Data protection is an issue that is making ever-more frequent appearances in news headlines, and with the implementation of a new EU-wide framework for data protection law in 2018, this should not be expected to change any time soon.
What is the current law?
Presently, the main source of legislation governing data protection in the UK is the Data Protection Act 1998 (DPA), implementing the EU Data Protection Directive 95/46/EC (DPD). Upon finding a contravention of the DPA, the Information Commissioner’s Office (ICO) has the power to impose fines of up to £500,000. The ICO has made it clear that it takes this power very seriously; to take but one example, in 2016 the telecom group TalkTalk was fined £400,000 for its inadequate protection of customer data.
What is changing?

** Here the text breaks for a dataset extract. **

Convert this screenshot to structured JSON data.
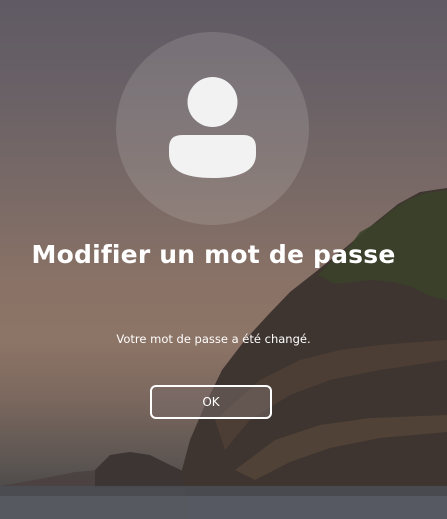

On 25th May 2016 the EU General Data Protection Regulation 2016/679 (GDPR) was passed, thereby repealing and replacing the DPD which provided the previous legal framework. Unlike the DPD, the GDPR is directly effective in EU member states, meaning that no passing of legislation is required in order for it to apply as if it were national law. With the Data Protection Bill being introduced to the House of Lords on 13th September 2017, it has been made clear by the Government that the GDPR will continue to apply in the UK notwithstanding Britain’s exit from the EU. Due to the dramatically increased burden on businesses to meet these new standards, the deadline for compliance with the GDPR has been set at 25th May 2018.
The GDPR marks a significant shift towards the greater harmonisation of data protection law throughout the EU. It imposes new and enhanced obligations on businesses dealing with ‘personal data’, whilst widening the scope of the definition of ‘personal data’ itself. As a result, businesses will be required to change the way that they handle personal data and will have the additional burden of demonstrating that they do in fact comply with these new standards. If businesses are unable to meet these high standards, they will find themselves exposed to a dramatically heightened level of liability. Under the GDPR, the ICO will have the power to impose fines up to a maximum of €20m or 4% of global annual turnover – whichever is the higher of the two.
What should businesses be doing?
Despite the recent publicity and the fact that smaller businesses may risk insolvency if found liable for a fine, a recent survey concluded that 55% of SMEs are still not familiar with the GDPR.
If you would like to find out more about how the GDPR will impact your business, you can sign up to BakerLaw’s GDPR Breakfast Seminar on Tuesday 20th February by clicking here. We will be hosting this seminar alongside data and cybersecurity specialists ThinkMarble.
Alternatively, if you would like to discuss how you can potentially limit the liability to your business, please contact Danielle Collett-Bruce in BakerLaw’s Company and Commercial Department at email@example.com or call 01252 731 116 to discuss further.